### ABOUT THIS EXERCISE
An exact copy of the entries, with every picture omitted, is what is needed here.

──────── DATASET EXCERPTS

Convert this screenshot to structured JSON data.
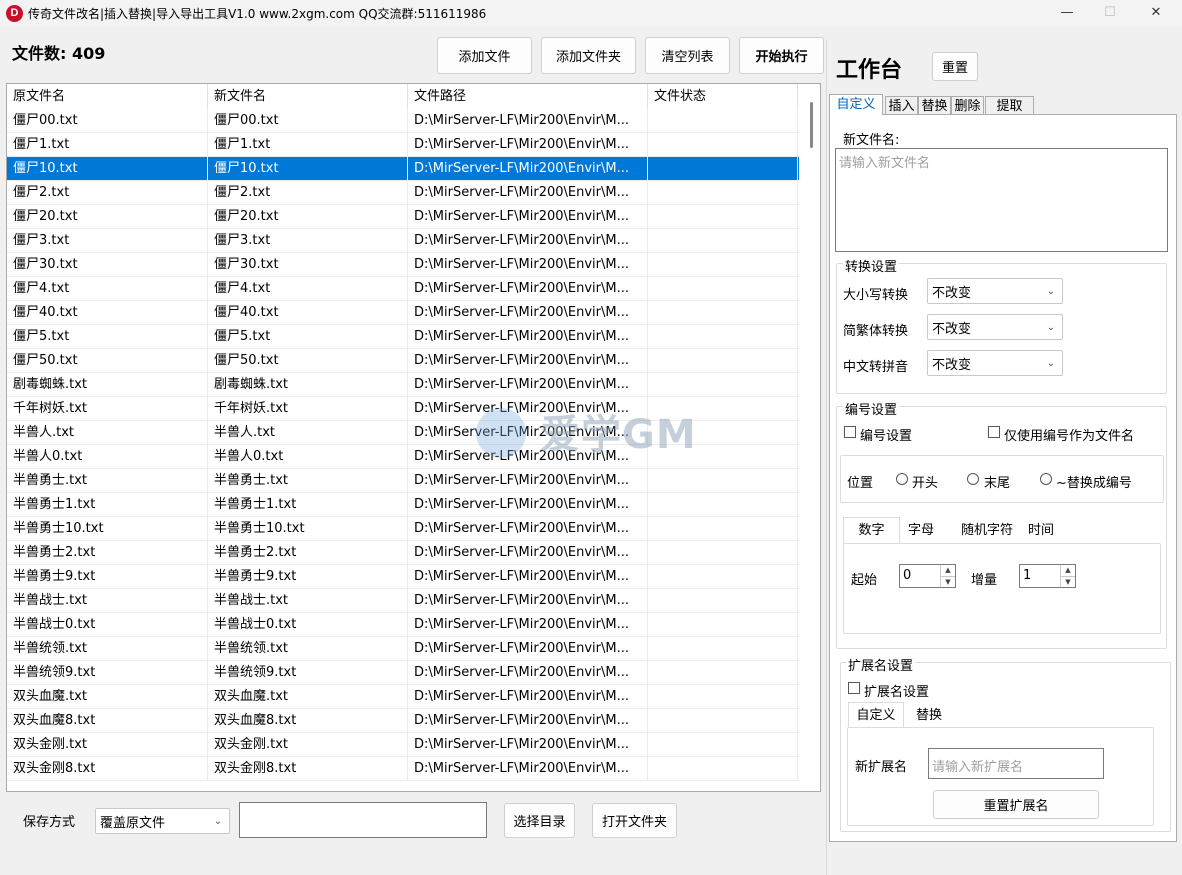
{
  "window": {
    "title": "传奇文件改名|插入替换|导入导出工具V1.0  www.2xgm.com QQ交流群:511611986",
    "icon_letter": "D",
    "minimize": "—",
    "maximize": "☐",
    "close": "✕"
  },
  "toolbar": {
    "file_count_label": "文件数: 409",
    "add_file": "添加文件",
    "add_folder": "添加文件夹",
    "clear_list": "清空列表",
    "start": "开始执行"
  },
  "table": {
    "columns": [
      "原文件名",
      "新文件名",
      "文件路径",
      "文件状态"
    ],
    "rows": [
      [
        "僵尸00.txt",
        "僵尸00.txt",
        "D:\\MirServer-LF\\Mir200\\Envir\\M...",
        ""
      ],
      [
        "僵尸1.txt",
        "僵尸1.txt",
        "D:\\MirServer-LF\\Mir200\\Envir\\M...",
        ""
      ],
      [
        "僵尸10.txt",
        "僵尸10.txt",
        "D:\\MirServer-LF\\Mir200\\Envir\\M...",
        ""
      ],
      [
        "僵尸2.txt",
        "僵尸2.txt",
        "D:\\MirServer-LF\\Mir200\\Envir\\M...",
        ""
      ],
      [
        "僵尸20.txt",
        "僵尸20.txt",
        "D:\\MirServer-LF\\Mir200\\Envir\\M...",
        ""
      ],
      [
        "僵尸3.txt",
        "僵尸3.txt",
        "D:\\MirServer-LF\\Mir200\\Envir\\M...",
        ""
      ],
      [
        "僵尸30.txt",
        "僵尸30.txt",
        "D:\\MirServer-LF\\Mir200\\Envir\\M...",
        ""
      ],
      [
        "僵尸4.txt",
        "僵尸4.txt",
        "D:\\MirServer-LF\\Mir200\\Envir\\M...",
        ""
      ],
      [
        "僵尸40.txt",
        "僵尸40.txt",
        "D:\\MirServer-LF\\Mir200\\Envir\\M...",
        ""
      ],
      [
        "僵尸5.txt",
        "僵尸5.txt",
        "D:\\MirServer-LF\\Mir200\\Envir\\M...",
        ""
      ],
      [
        "僵尸50.txt",
        "僵尸50.txt",
        "D:\\MirServer-LF\\Mir200\\Envir\\M...",
        ""
      ],
      [
        "剧毒蜘蛛.txt",
        "剧毒蜘蛛.txt",
        "D:\\MirServer-LF\\Mir200\\Envir\\M...",
        ""
      ],
      [
        "千年树妖.txt",
        "千年树妖.txt",
        "D:\\MirServer-LF\\Mir200\\Envir\\M...",
        ""
      ],
      [
        "半兽人.txt",
        "半兽人.txt",
        "D:\\MirServer-LF\\Mir200\\Envir\\M...",
        ""
      ],
      [
        "半兽人0.txt",
        "半兽人0.txt",
        "D:\\MirServer-LF\\Mir200\\Envir\\M...",
        ""
      ],
      [
        "半兽勇士.txt",
        "半兽勇士.txt",
        "D:\\MirServer-LF\\Mir200\\Envir\\M...",
        ""
      ],
      [
        "半兽勇士1.txt",
        "半兽勇士1.txt",
        "D:\\MirServer-LF\\Mir200\\Envir\\M...",
        ""
      ],
      [
        "半兽勇士10.txt",
        "半兽勇士10.txt",
        "D:\\MirServer-LF\\Mir200\\Envir\\M...",
        ""
      ],
      [
        "半兽勇士2.txt",
        "半兽勇士2.txt",
        "D:\\MirServer-LF\\Mir200\\Envir\\M...",
        ""
      ],
      [
        "半兽勇士9.txt",
        "半兽勇士9.txt",
        "D:\\MirServer-LF\\Mir200\\Envir\\M...",
        ""
      ],
      [
        "半兽战士.txt",
        "半兽战士.txt",
        "D:\\MirServer-LF\\Mir200\\Envir\\M...",
        ""
      ],
      [
        "半兽战士0.txt",
        "半兽战士0.txt",
        "D:\\MirServer-LF\\Mir200\\Envir\\M...",
        ""
      ],
      [
        "半兽统领.txt",
        "半兽统领.txt",
        "D:\\MirServer-LF\\Mir200\\Envir\\M...",
        ""
      ],
      [
        "半兽统领9.txt",
        "半兽统领9.txt",
        "D:\\MirServer-LF\\Mir200\\Envir\\M...",
        ""
      ],
      [
        "双头血魔.txt",
        "双头血魔.txt",
        "D:\\MirServer-LF\\Mir200\\Envir\\M...",
        ""
      ],
      [
        "双头血魔8.txt",
        "双头血魔8.txt",
        "D:\\MirServer-LF\\Mir200\\Envir\\M...",
        ""
      ],
      [
        "双头金刚.txt",
        "双头金刚.txt",
        "D:\\MirServer-LF\\Mir200\\Envir\\M...",
        ""
      ],
      [
        "双头金刚8.txt",
        "双头金刚8.txt",
        "D:\\MirServer-LF\\Mir200\\Envir\\M...",
        ""
      ]
    ],
    "selected_index": 2
  },
  "watermark": {
    "text": "爱学GM"
  },
  "bottom": {
    "save_mode_label": "保存方式",
    "save_mode_value": "覆盖原文件",
    "dir_value": "",
    "choose_dir": "选择目录",
    "open_folder": "打开文件夹"
  },
  "workbench": {
    "title": "工作台",
    "reset": "重置",
    "tabs": [
      "自定义",
      "插入",
      "替换",
      "删除",
      "提取"
    ],
    "active_tab": 0,
    "new_name_label": "新文件名:",
    "new_name_placeholder": "请输入新文件名",
    "convert": {
      "legend": "转换设置",
      "case_label": "大小写转换",
      "case_value": "不改变",
      "sc_label": "简繁体转换",
      "sc_value": "不改变",
      "pinyin_label": "中文转拼音",
      "pinyin_value": "不改变"
    },
    "numbering": {
      "legend": "编号设置",
      "enable_label": "编号设置",
      "only_number_label": "仅使用编号作为文件名",
      "position_label": "位置",
      "pos_start": "开头",
      "pos_end": "末尾",
      "pos_replace": "~替换成编号",
      "subtabs": [
        "数字",
        "字母",
        "随机字符",
        "时间"
      ],
      "start_label": "起始",
      "start_value": "0",
      "step_label": "增量",
      "step_value": "1"
    },
    "extension": {
      "legend": "扩展名设置",
      "enable_label": "扩展名设置",
      "subtabs": [
        "自定义",
        "替换"
      ],
      "new_ext_label": "新扩展名",
      "new_ext_placeholder": "请输入新扩展名",
      "reset_ext": "重置扩展名"
    }
  },
  "colors": {
    "selection": "#0078d7",
    "active_tab_text": "#0063b1",
    "brand_icon": "#c8102e"
  }
}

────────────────

### ANSWER FOR THIS EXERCISE
Convert this screenshot to structured JSON data.
{
  "window": {
    "title": "传奇文件改名|插入替换|导入导出工具V1.0  www.2xgm.com QQ交流群:511611986",
    "icon_letter": "D",
    "minimize": "—",
    "maximize": "☐",
    "close": "✕"
  },
  "toolbar": {
    "file_count_label": "文件数: 409",
    "add_file": "添加文件",
    "add_folder": "添加文件夹",
    "clear_list": "清空列表",
    "start": "开始执行"
  },
  "table": {
    "columns": [
      "原文件名",
      "新文件名",
      "文件路径",
      "文件状态"
    ],
    "rows": [
      [
        "僵尸00.txt",
        "僵尸00.txt",
        "D:\\MirServer-LF\\Mir200\\Envir\\M...",
        ""
      ],
      [
        "僵尸1.txt",
        "僵尸1.txt",
        "D:\\MirServer-LF\\Mir200\\Envir\\M...",
        ""
      ],
      [
        "僵尸10.txt",
        "僵尸10.txt",
        "D:\\MirServer-LF\\Mir200\\Envir\\M...",
        ""
      ],
      [
        "僵尸2.txt",
        "僵尸2.txt",
        "D:\\MirServer-LF\\Mir200\\Envir\\M...",
        ""
      ],
      [
        "僵尸20.txt",
        "僵尸20.txt",
        "D:\\MirServer-LF\\Mir200\\Envir\\M...",
        ""
      ],
      [
        "僵尸3.txt",
        "僵尸3.txt",
        "D:\\MirServer-LF\\Mir200\\Envir\\M...",
        ""
      ],
      [
        "僵尸30.txt",
        "僵尸30.txt",
        "D:\\MirServer-LF\\Mir200\\Envir\\M...",
        ""
      ],
      [
        "僵尸4.txt",
        "僵尸4.txt",
        "D:\\MirServer-LF\\Mir200\\Envir\\M...",
        ""
      ],
      [
        "僵尸40.txt",
        "僵尸40.txt",
        "D:\\MirServer-LF\\Mir200\\Envir\\M...",
        ""
      ],
      [
        "僵尸5.txt",
        "僵尸5.txt",
        "D:\\MirServer-LF\\Mir200\\Envir\\M...",
        ""
      ],
      [
        "僵尸50.txt",
        "僵尸50.txt",
        "D:\\MirServer-LF\\Mir200\\Envir\\M...",
        ""
      ],
      [
        "剧毒蜘蛛.txt",
        "剧毒蜘蛛.txt",
        "D:\\MirServer-LF\\Mir200\\Envir\\M...",
        ""
      ],
      [
        "千年树妖.txt",
        "千年树妖.txt",
        "D:\\MirServer-LF\\Mir200\\Envir\\M...",
        ""
      ],
      [
        "半兽人.txt",
        "半兽人.txt",
        "D:\\MirServer-LF\\Mir200\\Envir\\M...",
        ""
      ],
      [
        "半兽人0.txt",
        "半兽人0.txt",
        "D:\\MirServer-LF\\Mir200\\Envir\\M...",
        ""
      ],
      [
        "半兽勇士.txt",
        "半兽勇士.txt",
        "D:\\MirServer-LF\\Mir200\\Envir\\M...",
        ""
      ],
      [
        "半兽勇士1.txt",
        "半兽勇士1.txt",
        "D:\\MirServer-LF\\Mir200\\Envir\\M...",
        ""
      ],
      [
        "半兽勇士10.txt",
        "半兽勇士10.txt",
        "D:\\MirServer-LF\\Mir200\\Envir\\M...",
        ""
      ],
      [
        "半兽勇士2.txt",
        "半兽勇士2.txt",
        "D:\\MirServer-LF\\Mir200\\Envir\\M...",
        ""
      ],
      [
        "半兽勇士9.txt",
        "半兽勇士9.txt",
        "D:\\MirServer-LF\\Mir200\\Envir\\M...",
        ""
      ],
      [
        "半兽战士.txt",
        "半兽战士.txt",
        "D:\\MirServer-LF\\Mir200\\Envir\\M...",
        ""
      ],
      [
        "半兽战士0.txt",
        "半兽战士0.txt",
        "D:\\MirServer-LF\\Mir200\\Envir\\M...",
        ""
      ],
      [
        "半兽统领.txt",
        "半兽统领.txt",
        "D:\\MirServer-LF\\Mir200\\Envir\\M...",
        ""
      ],
      [
        "半兽统领9.txt",
        "半兽统领9.txt",
        "D:\\MirServer-LF\\Mir200\\Envir\\M...",
        ""
      ],
      [
        "双头血魔.txt",
        "双头血魔.txt",
        "D:\\MirServer-LF\\Mir200\\Envir\\M...",
        ""
      ],
      [
        "双头血魔8.txt",
        "双头血魔8.txt",
        "D:\\MirServer-LF\\Mir200\\Envir\\M...",
        ""
      ],
      [
        "双头金刚.txt",
        "双头金刚.txt",
        "D:\\MirServer-LF\\Mir200\\Envir\\M...",
        ""
      ],
      [
        "双头金刚8.txt",
        "双头金刚8.txt",
        "D:\\MirServer-LF\\Mir200\\Envir\\M...",
        ""
      ]
    ],
    "selected_index": 2
  },
  "watermark": {
    "text": "爱学GM"
  },
  "bottom": {
    "save_mode_label": "保存方式",
    "save_mode_value": "覆盖原文件",
    "dir_value": "",
    "choose_dir": "选择目录",
    "open_folder": "打开文件夹"
  },
  "workbench": {
    "title": "工作台",
    "reset": "重置",
    "tabs": [
      "自定义",
      "插入",
      "替换",
      "删除",
      "提取"
    ],
    "active_tab": 0,
    "new_name_label": "新文件名:",
    "new_name_placeholder": "请输入新文件名",
    "convert": {
      "legend": "转换设置",
      "case_label": "大小写转换",
      "case_value": "不改变",
      "sc_label": "简繁体转换",
      "sc_value": "不改变",
      "pinyin_label": "中文转拼音",
      "pinyin_value": "不改变"
    },
    "numbering": {
      "legend": "编号设置",
      "enable_label": "编号设置",
      "only_number_label": "仅使用编号作为文件名",
      "position_label": "位置",
      "pos_start": "开头",
      "pos_end": "末尾",
      "pos_replace": "~替换成编号",
      "subtabs": [
        "数字",
        "字母",
        "随机字符",
        "时间"
      ],
      "start_label": "起始",
      "start_value": "0",
      "step_label": "增量",
      "step_value": "1"
    },
    "extension": {
      "legend": "扩展名设置",
      "enable_label": "扩展名设置",
      "subtabs": [
        "自定义",
        "替换"
      ],
      "new_ext_label": "新扩展名",
      "new_ext_placeholder": "请输入新扩展名",
      "reset_ext": "重置扩展名"
    }
  },
  "colors": {
    "selection": "#0078d7",
    "active_tab_text": "#0063b1",
    "brand_icon": "#c8102e"
  }
}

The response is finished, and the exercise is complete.